Through a randomized, double-blind, placebo-controlled phase II clinical trial, at the University of California San Diego School of Medicine report that small doses of NGM282, a non-tumorigenic variant of an endocrine gastrointestinal hormone, can significantly and rapidly decrease liver fat content in patients with non-alcoholic fatty liver disease (NAFLD) and nonalcoholic steatohepatitis (NASH).

A randomized, double-blind, placebo-controlled phase II clinical trial was carried out by researchers at San Diego School of Medicine to study the effect of the gastrointestinal hormone on the non-alcoholic fatty liver disease.

The reports suggested that small doses of NGM282, a non-tumorigenic variant of an endocrine gastrointestinal hormone, could significantly decrease liver fat content in patients with non-alcoholic fatty liver disease (NAFLD) and nonalcoholic steatohepatitis (NASH).

"Patients with NAFLD and NASH have had limited treatment options for years. What the results of our phase II study show is a promising future where NGM282 may be able to provide relief to these patients," said senior author Rohit Loomba, director of the NAFLD Research Center.

NAFLD includes a spectrum of chronic hepatic diseases, with NASH being the most aggressive type. The cause of both NAFLD and NASH remains a mystery, but certain health conditions, including obesity and type 2 diabetes, could be predisposing factors.

The study involved 166 patients, aged 18 to 75, at 18 different hospitals, gastroenterology or liver clinics in the United States and Australia. Participants had confirmed NAFLD or NASH biopsies and a liver fat content of at least 8%.

Participants were randomly assigned to a web-based computer system on a 1: 1: 1 model to receive 3 milligrams (mg) or 6 mg of NGM282 or a placebo injection once per day.

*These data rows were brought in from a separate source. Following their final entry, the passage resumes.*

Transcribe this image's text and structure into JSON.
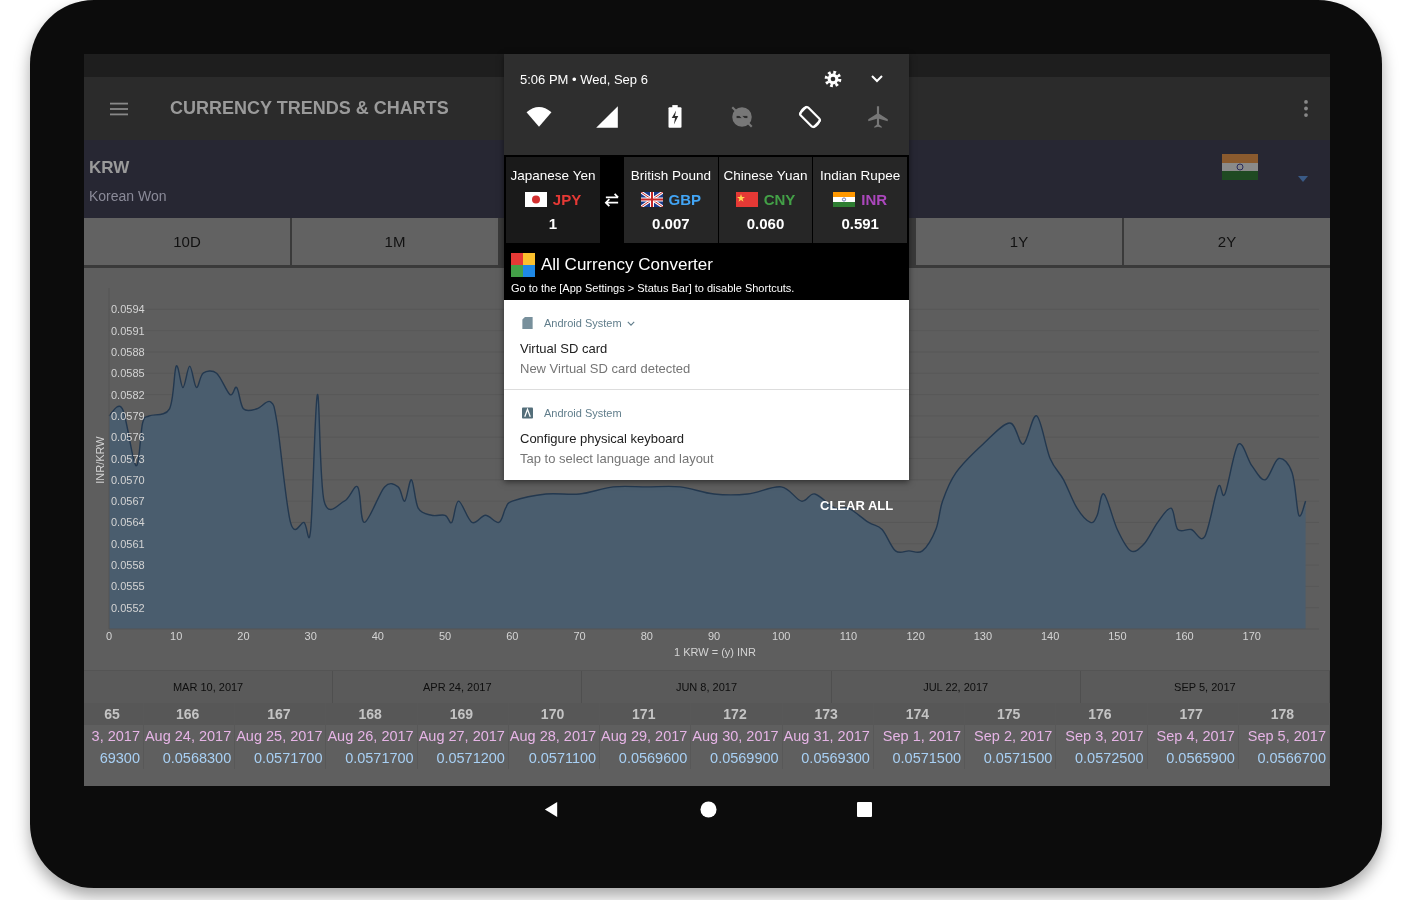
{
  "status_bar": {
    "datetime": "5:06 PM • Wed, Sep 6"
  },
  "quick_settings": [
    {
      "kind": "wifi",
      "on": true
    },
    {
      "kind": "signal",
      "on": true
    },
    {
      "kind": "battery",
      "on": true
    },
    {
      "kind": "dnd",
      "on": false
    },
    {
      "kind": "rotate",
      "on": true
    },
    {
      "kind": "airplane",
      "on": false
    }
  ],
  "widget": {
    "currencies": [
      {
        "name": "Japanese Yen",
        "code": "JPY",
        "value": "1",
        "color": "#e53935"
      },
      {
        "name": "British Pound",
        "code": "GBP",
        "value": "0.007",
        "color": "#42a5f5"
      },
      {
        "name": "Chinese Yuan",
        "code": "CNY",
        "value": "0.060",
        "color": "#43a047"
      },
      {
        "name": "Indian Rupee",
        "code": "INR",
        "value": "0.591",
        "color": "#ab47bc"
      }
    ],
    "app_title": "All Currency Converter",
    "hint": "Go to the [App Settings > Status Bar] to disable Shortcuts."
  },
  "notifications": [
    {
      "kind": "sd",
      "app": "Android System",
      "expandable": true,
      "title": "Virtual SD card",
      "text": "New Virtual SD card detected"
    },
    {
      "kind": "keyboard",
      "app": "Android System",
      "expandable": false,
      "title": "Configure physical keyboard",
      "text": "Tap to select language and layout"
    }
  ],
  "clear_all": "CLEAR ALL",
  "app_bar": {
    "title": "CURRENCY TRENDS & CHARTS"
  },
  "header": {
    "code": "KRW",
    "name": "Korean Won"
  },
  "tabs": [
    {
      "label": "10D"
    },
    {
      "label": "1M"
    },
    {
      "label": "1Y"
    },
    {
      "label": "2Y"
    }
  ],
  "chart": {
    "chart_data": {
      "type": "area",
      "xlabel": "1 KRW = (y) INR",
      "ylabel": "INR/KRW",
      "x": [
        0,
        2,
        4,
        5,
        6,
        9,
        10,
        11,
        12,
        13,
        14,
        16,
        18,
        19,
        20,
        22,
        24,
        25,
        27,
        29,
        30,
        31,
        32,
        35,
        37,
        38,
        41,
        43,
        44,
        45,
        46,
        48,
        50,
        51,
        52,
        54,
        56,
        58,
        59,
        60,
        65,
        70,
        75,
        80,
        85,
        90,
        95,
        100,
        103,
        105,
        108,
        110,
        113,
        115,
        117,
        119,
        121,
        123,
        124,
        126,
        130,
        134,
        136,
        138,
        140,
        142,
        144,
        146,
        147,
        148,
        150,
        152,
        154,
        156,
        158,
        159,
        161,
        163,
        165,
        166,
        168,
        170,
        172,
        174,
        176,
        177,
        178
      ],
      "grid": true,
      "series": [
        {
          "color": "#4a5d6e",
          "values": [
            0.0579,
            0.058,
            0.0572,
            0.0578,
            0.0579,
            0.058,
            0.0586,
            0.0583,
            0.0586,
            0.0583,
            0.0585,
            0.0585,
            0.0582,
            0.0583,
            0.058,
            0.058,
            0.0581,
            0.0578,
            0.0564,
            0.0564,
            0.0563,
            0.0582,
            0.0567,
            0.0567,
            0.0569,
            0.0564,
            0.0569,
            0.0569,
            0.0567,
            0.057,
            0.0566,
            0.0565,
            0.0565,
            0.0564,
            0.0567,
            0.0564,
            0.0565,
            0.0564,
            0.0566,
            0.0567,
            0.0568,
            0.0568,
            0.0569,
            0.0569,
            0.0569,
            0.0568,
            0.0568,
            0.0569,
            0.0567,
            0.0568,
            0.0566,
            0.0566,
            0.0564,
            0.0563,
            0.056,
            0.056,
            0.056,
            0.0563,
            0.0567,
            0.0571,
            0.0575,
            0.0578,
            0.0575,
            0.0579,
            0.0573,
            0.057,
            0.0566,
            0.0564,
            0.0565,
            0.0568,
            0.0563,
            0.056,
            0.0561,
            0.0564,
            0.0566,
            0.0563,
            0.0563,
            0.0562,
            0.0569,
            0.0568,
            0.0575,
            0.0572,
            0.057,
            0.0573,
            0.0571,
            0.0565,
            0.0567
          ]
        }
      ],
      "xlim": [
        0,
        180
      ],
      "ylim": [
        0.0549,
        0.0597
      ],
      "xticks": [
        0,
        10,
        20,
        30,
        40,
        50,
        60,
        70,
        80,
        90,
        100,
        110,
        120,
        130,
        140,
        150,
        160,
        170
      ],
      "yticks": [
        {
          "value": 0.0594,
          "label": "0.0594"
        },
        {
          "value": 0.0591,
          "label": "0.0591"
        },
        {
          "value": 0.0588,
          "label": "0.0588"
        },
        {
          "value": 0.0585,
          "label": "0.0585"
        },
        {
          "value": 0.0582,
          "label": "0.0582"
        },
        {
          "value": 0.0579,
          "label": "0.0579"
        },
        {
          "value": 0.0576,
          "label": "0.0576"
        },
        {
          "value": 0.0573,
          "label": "0.0573"
        },
        {
          "value": 0.057,
          "label": "0.0570"
        },
        {
          "value": 0.0567,
          "label": "0.0567"
        },
        {
          "value": 0.0564,
          "label": "0.0564"
        },
        {
          "value": 0.0561,
          "label": "0.0561"
        },
        {
          "value": 0.0558,
          "label": "0.0558"
        },
        {
          "value": 0.0555,
          "label": "0.0555"
        },
        {
          "value": 0.0552,
          "label": "0.0552"
        }
      ]
    }
  },
  "navigator": [
    "MAR 10, 2017",
    "APR 24, 2017",
    "JUN 8, 2017",
    "JUL 22, 2017",
    "SEP 5, 2017"
  ],
  "table": {
    "columns": [
      {
        "index": "65",
        "date": "3, 2017",
        "rate": "69300"
      },
      {
        "index": "166",
        "date": "Aug 24, 2017",
        "rate": "0.0568300"
      },
      {
        "index": "167",
        "date": "Aug 25, 2017",
        "rate": "0.0571700"
      },
      {
        "index": "168",
        "date": "Aug 26, 2017",
        "rate": "0.0571700"
      },
      {
        "index": "169",
        "date": "Aug 27, 2017",
        "rate": "0.0571200"
      },
      {
        "index": "170",
        "date": "Aug 28, 2017",
        "rate": "0.0571100"
      },
      {
        "index": "171",
        "date": "Aug 29, 2017",
        "rate": "0.0569600"
      },
      {
        "index": "172",
        "date": "Aug 30, 2017",
        "rate": "0.0569900"
      },
      {
        "index": "173",
        "date": "Aug 31, 2017",
        "rate": "0.0569300"
      },
      {
        "index": "174",
        "date": "Sep 1, 2017",
        "rate": "0.0571500"
      },
      {
        "index": "175",
        "date": "Sep 2, 2017",
        "rate": "0.0571500"
      },
      {
        "index": "176",
        "date": "Sep 3, 2017",
        "rate": "0.0572500"
      },
      {
        "index": "177",
        "date": "Sep 4, 2017",
        "rate": "0.0565900"
      },
      {
        "index": "178",
        "date": "Sep 5, 2017",
        "rate": "0.0566700"
      }
    ]
  }
}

They were then monitored biweekly over a three-month period.

Loomba explained that both the 3 mg and 6 mg doses of NGM282 produced a rapid and constant change of liver fat content. "The most promising outcome of this study was the absolute change in liver fat that we were able to measure using advanced magnetic resonance imaging (MRI) methods."

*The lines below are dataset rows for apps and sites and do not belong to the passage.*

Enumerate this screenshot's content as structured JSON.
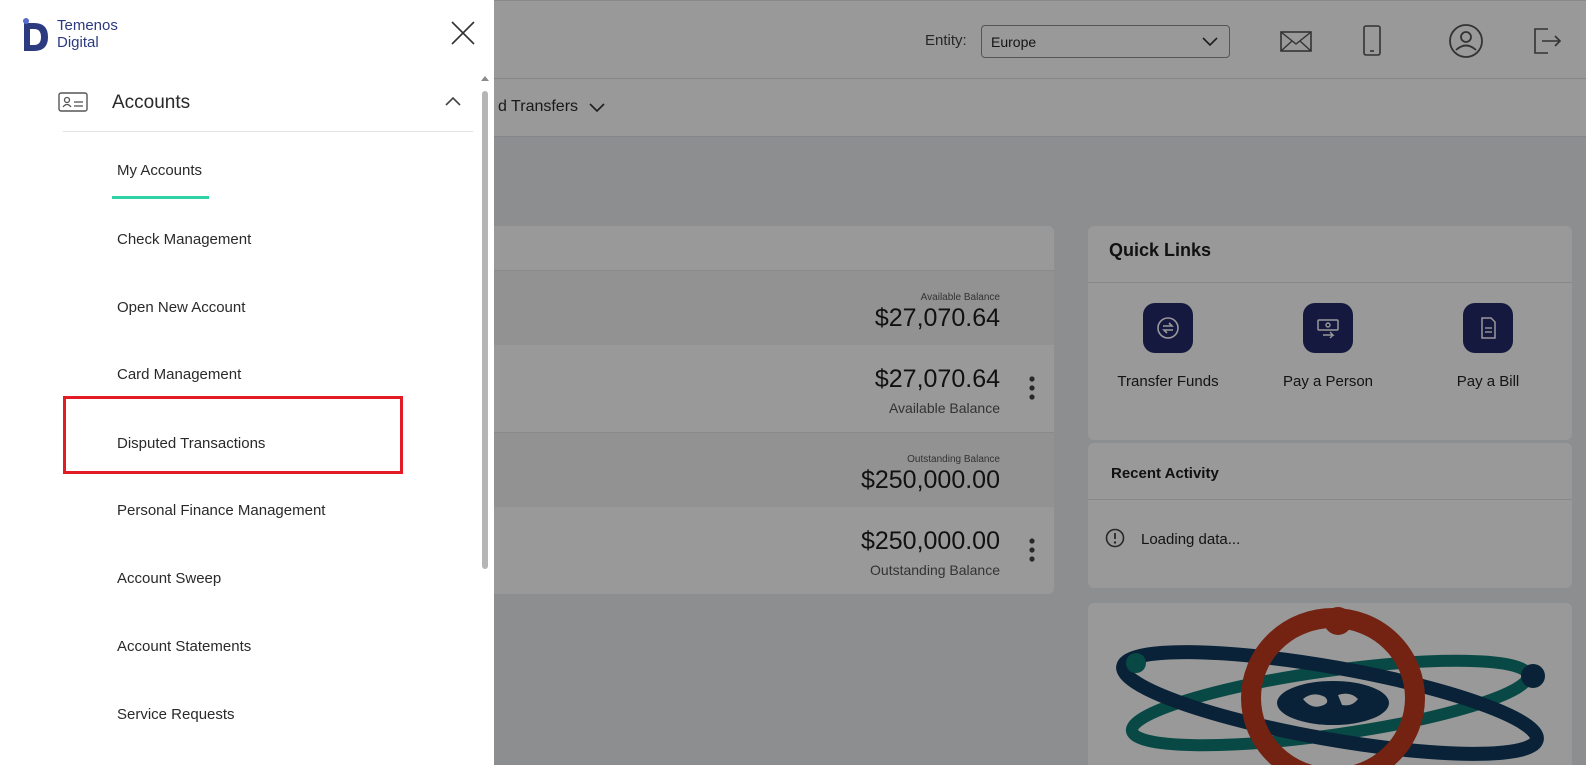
{
  "header": {
    "entity_label": "Entity:",
    "entity_value": "Europe",
    "icons": [
      "mail-icon",
      "mobile-icon",
      "user-profile-icon",
      "logout-icon"
    ]
  },
  "navbar": {
    "transfers_label": "d Transfers"
  },
  "accounts": {
    "rows": [
      {
        "kind": "group",
        "label": "Available Balance",
        "amount": "$27,070.64"
      },
      {
        "kind": "item",
        "amount": "$27,070.64",
        "label": "Available Balance"
      },
      {
        "kind": "group",
        "label": "Outstanding Balance",
        "amount": "$250,000.00"
      },
      {
        "kind": "item",
        "amount": "$250,000.00",
        "label": "Outstanding Balance"
      }
    ]
  },
  "quick_links": {
    "title": "Quick Links",
    "items": [
      {
        "label": "Transfer Funds",
        "icon": "transfer-icon"
      },
      {
        "label": "Pay a Person",
        "icon": "pay-person-icon"
      },
      {
        "label": "Pay a Bill",
        "icon": "bill-icon"
      }
    ]
  },
  "recent_activity": {
    "title": "Recent Activity",
    "status": "Loading data..."
  },
  "drawer": {
    "logo_line1": "Temenos",
    "logo_line2": "Digital",
    "section_title": "Accounts",
    "items": [
      "My Accounts",
      "Check Management",
      "Open New Account",
      "Card Management",
      "Disputed Transactions",
      "Personal Finance Management",
      "Account Sweep",
      "Account Statements",
      "Service Requests"
    ],
    "active_item": "My Accounts",
    "highlighted_item": "Disputed Transactions"
  },
  "colors": {
    "accent_underline": "#2ed3a4",
    "highlight_border": "#e21b24",
    "quick_link_icon_bg": "#232b6b",
    "brand_text": "#2c3a80"
  }
}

The method was previously developed and validated in pilot studies conducted at the NAFLD Research Center. Looking from baseline to week 12, the participants who had a liver fat reduction of at least either a 5% absolute reduction or greater than 30% relative reduction from baseline were clinically significant.

To measure the reduction in liver fat, used hepatic MRIs with proton density fat fraction. This type of imaging is extremely sensitive to changes in liver composition compared with traditional assessments of tissue samples under a microscope.

The NMG282 is a non-tumorigenic variant of fibroblast growth factor 19, an endocrine gastrointestinal hormone that regulates stomach acid and is responsible for glucose and lipid metabolism in the body.

Study participants generally tolerated NMG282 with reported side effects including pain at the injection site, diarrhea, abdominal pain, and nausea. No life-threating events or patient deaths occurred during the study.

"Moving forward, we are continuing the development of this compound for the treatment of NASH-related fibrosis," said Loomba. "In this, we hope to further examine the efficacy of this hormone in improving liver histology based end-points in patients with biopsy-proven NASH with fibrosis."